To run a study like this, Zelanko takes a solid sample –– say, a fingernail or a chunk of bird feather –– washes it (to remove any oils that might skew analyses), and feeds it into the elemental analyzer. At an ultrahigh temperature, the analyzer releases a puff of oxygen. In a burst of bright light, the sample combusts and turns into gas.
"There's a little viewing window to watch the sample combust," Zelanko says. "You don't see the feather. You see the brightness of it –– there's a flash." From this gas sample, the elemental analyzer isolates carbon and nitrogen, the sole elements accepted by the academy's mass spectrometer.

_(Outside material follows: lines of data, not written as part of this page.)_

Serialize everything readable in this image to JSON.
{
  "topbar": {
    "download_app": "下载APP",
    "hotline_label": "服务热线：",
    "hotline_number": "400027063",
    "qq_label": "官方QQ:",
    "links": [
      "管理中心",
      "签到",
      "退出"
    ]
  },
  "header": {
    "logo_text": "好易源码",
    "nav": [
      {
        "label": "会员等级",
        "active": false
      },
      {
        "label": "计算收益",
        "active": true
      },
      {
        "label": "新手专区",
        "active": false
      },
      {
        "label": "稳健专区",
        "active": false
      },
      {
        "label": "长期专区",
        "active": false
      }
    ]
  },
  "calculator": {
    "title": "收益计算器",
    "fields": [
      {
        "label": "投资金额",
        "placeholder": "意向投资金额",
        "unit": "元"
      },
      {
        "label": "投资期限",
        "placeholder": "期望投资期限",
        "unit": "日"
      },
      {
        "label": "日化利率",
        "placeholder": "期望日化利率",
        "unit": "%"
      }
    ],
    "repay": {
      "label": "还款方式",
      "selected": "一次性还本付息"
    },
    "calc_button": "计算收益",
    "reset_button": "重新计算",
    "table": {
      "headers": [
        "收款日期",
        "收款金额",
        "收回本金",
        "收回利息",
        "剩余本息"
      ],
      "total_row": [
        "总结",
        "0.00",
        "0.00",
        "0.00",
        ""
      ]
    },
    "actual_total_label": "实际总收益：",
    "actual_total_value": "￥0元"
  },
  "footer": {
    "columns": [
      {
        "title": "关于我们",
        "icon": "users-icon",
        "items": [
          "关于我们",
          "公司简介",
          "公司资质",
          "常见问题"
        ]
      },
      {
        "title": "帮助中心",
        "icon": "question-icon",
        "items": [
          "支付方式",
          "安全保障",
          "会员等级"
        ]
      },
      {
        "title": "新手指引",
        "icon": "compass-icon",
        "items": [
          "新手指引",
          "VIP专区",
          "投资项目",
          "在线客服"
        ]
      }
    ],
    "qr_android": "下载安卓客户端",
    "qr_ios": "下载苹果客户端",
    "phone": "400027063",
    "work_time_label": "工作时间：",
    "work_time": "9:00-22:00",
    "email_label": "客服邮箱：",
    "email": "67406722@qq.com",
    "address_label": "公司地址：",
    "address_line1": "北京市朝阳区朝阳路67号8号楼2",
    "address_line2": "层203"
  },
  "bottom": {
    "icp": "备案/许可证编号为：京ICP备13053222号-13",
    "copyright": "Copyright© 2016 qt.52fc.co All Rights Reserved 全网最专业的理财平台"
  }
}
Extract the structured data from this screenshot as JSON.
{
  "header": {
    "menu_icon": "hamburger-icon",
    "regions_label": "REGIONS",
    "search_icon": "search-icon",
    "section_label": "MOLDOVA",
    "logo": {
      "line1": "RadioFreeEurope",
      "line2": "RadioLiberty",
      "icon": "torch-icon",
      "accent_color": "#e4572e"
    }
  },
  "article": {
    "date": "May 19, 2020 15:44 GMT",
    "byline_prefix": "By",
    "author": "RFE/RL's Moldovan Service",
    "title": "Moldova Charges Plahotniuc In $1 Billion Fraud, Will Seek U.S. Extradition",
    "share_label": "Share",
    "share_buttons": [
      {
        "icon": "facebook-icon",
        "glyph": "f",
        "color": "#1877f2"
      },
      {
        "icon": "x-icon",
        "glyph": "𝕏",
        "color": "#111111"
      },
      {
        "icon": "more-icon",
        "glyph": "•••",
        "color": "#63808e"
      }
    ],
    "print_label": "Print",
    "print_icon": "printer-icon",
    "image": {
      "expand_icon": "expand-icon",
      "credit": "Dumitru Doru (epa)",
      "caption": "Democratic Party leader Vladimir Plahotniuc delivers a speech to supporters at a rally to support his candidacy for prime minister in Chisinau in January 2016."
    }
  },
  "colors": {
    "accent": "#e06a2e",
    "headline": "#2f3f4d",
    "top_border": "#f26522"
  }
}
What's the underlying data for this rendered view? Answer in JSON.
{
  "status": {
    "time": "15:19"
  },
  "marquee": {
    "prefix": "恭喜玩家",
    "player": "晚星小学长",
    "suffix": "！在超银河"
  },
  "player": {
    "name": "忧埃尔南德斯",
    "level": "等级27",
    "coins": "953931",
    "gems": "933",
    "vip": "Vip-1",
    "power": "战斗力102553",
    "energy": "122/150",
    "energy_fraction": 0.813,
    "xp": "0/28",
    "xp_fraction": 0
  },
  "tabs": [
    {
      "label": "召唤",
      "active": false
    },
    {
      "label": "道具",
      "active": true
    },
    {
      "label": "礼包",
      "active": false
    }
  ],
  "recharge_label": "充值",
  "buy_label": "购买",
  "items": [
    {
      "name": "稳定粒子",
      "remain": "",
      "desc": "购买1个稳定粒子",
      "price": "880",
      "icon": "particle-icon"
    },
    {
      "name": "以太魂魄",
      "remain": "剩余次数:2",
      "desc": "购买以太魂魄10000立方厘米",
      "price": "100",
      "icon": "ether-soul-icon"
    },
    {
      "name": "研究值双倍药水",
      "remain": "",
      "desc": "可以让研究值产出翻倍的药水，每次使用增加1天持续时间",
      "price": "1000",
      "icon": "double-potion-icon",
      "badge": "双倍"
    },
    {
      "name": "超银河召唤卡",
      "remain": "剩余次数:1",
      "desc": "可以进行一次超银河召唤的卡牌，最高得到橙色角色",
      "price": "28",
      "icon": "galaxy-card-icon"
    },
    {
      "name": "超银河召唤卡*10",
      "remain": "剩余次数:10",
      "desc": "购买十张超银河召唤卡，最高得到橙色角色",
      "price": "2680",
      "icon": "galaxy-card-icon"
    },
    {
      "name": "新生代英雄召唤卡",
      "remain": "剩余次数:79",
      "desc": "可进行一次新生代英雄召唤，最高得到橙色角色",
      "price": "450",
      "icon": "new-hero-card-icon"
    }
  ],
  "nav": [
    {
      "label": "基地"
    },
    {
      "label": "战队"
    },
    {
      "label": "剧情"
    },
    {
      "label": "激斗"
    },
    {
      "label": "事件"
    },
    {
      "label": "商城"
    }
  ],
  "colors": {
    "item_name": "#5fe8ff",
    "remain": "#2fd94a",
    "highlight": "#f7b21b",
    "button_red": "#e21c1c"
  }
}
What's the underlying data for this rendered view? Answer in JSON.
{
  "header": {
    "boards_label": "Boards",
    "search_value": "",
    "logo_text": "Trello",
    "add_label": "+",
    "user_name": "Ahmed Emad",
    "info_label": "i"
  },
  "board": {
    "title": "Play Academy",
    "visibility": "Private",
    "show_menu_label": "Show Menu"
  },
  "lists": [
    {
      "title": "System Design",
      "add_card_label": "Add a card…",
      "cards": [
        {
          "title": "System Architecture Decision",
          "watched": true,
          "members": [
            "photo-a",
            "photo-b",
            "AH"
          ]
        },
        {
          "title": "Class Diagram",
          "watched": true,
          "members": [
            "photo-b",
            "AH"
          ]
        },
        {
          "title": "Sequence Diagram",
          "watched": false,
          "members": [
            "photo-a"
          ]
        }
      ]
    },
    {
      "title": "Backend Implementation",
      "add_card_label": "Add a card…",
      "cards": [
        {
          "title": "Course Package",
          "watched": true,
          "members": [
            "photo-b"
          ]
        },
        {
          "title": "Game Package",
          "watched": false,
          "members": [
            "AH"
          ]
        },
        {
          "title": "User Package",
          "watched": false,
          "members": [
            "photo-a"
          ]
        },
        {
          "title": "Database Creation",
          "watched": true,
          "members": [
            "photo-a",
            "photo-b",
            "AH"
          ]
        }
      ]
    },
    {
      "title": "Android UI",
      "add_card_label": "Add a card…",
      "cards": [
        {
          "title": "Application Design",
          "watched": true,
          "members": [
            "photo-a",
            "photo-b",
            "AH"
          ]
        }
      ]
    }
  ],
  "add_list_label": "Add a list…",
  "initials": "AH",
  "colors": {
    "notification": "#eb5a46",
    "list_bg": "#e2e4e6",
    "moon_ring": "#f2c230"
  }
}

Understanding the "mass spec," as Zelanko calls it, requires a return to high school chemistry, where you might have learned that atoms of the same element can vary in number of neutrons. These variants are called isotopes, and though they share the same chemical properties, they have different masses –– a carbon-14 atom, for example, weighs slightly more than a carbon-13 atom, because it has one extra neutron. Detecting that difference is, in a nutshell, the job of the mass spectrometer. Aptly named, the machine uses the mass of a sample to identify what isotopes it contains.
This ultimately proves much more interesting than it sounds, because the kinds of isotopes found can say a lot about the source –– that a suspect's car was at a crime scene, for example, or that a scientist's sister has given up meat. In dietary studies like Zelanko's, carbon analyses can reveal the kinds of vegetation the sample fed on.
"In the carbon world, you can distinguish C3 plants from C4 plants," Zelanko explains. "C3 plants are all your vegetables, your trees, some grasses, some shrubs. Your C4 plants are sugar and corn, and temperate, warm-climate grasses."
Nitrogen analyses, however, can pinpoint with reliable precision where a sample sits on the food chain. As organisms climb the primordial hierarchy of who-eats-what — scientists call these "trophic levels" — the quantities of heavier nitrogen isotopes in their chemical composition also rise.
"Decaying organic matter and plants — that's the bottom," Zelanko explains. "Whatever eats plants is one trophic level higher. Let's say rabbit. Whatever eats the rabbit is another trophic level higher." These higher organisms are composed of their own nitrogen and the nitrogen of all the organisms they eat.
When Zelanko ran carbon and nitrogen analyses of her lorikeet samples, she found indication of C3 vegetation ("Not that exciting," Zelanko concedes, "there's probably just not much C4 vegetation in that region") –– but the nitrogen results sent her reeling.
If the lorikeets fed primarily on nectar, their nitrogen isotope composition should be fairly low, as nectar is not high on the food chain.
"But these [data points] span a whole bunch of trophic levels," Zelanko says, gesturing to a scatter plot whose values are, quite literally, scattered. "That's crazy. Just looking at this, it looks like they are getting their nitrogen from something other than a plant source."
Still, Zelanko hesitates to draw conclusions. The lorikeets she sampled come from environments across Australia –– so there's a chance her Jackson Pollock-ish scatter plot merely represents their natural variation.
"I could run isotopes on osprey [specimens] from everywhere over the country," Zelanko says. "Even though they're all from the top of the aquatic food chain, they're all going to be different –– because the bottom of the food chain varies in different places. So, I need to see if this [distribution] is realistic for nectar-eaters."
In other words, Zelanko needs to compare her data with another nectar-drinking Australian bird. If their values are equally wide-ranging, the results can be attributed to variance in environment. But if not, these flying rainbow Popsicles are probably eating flesh.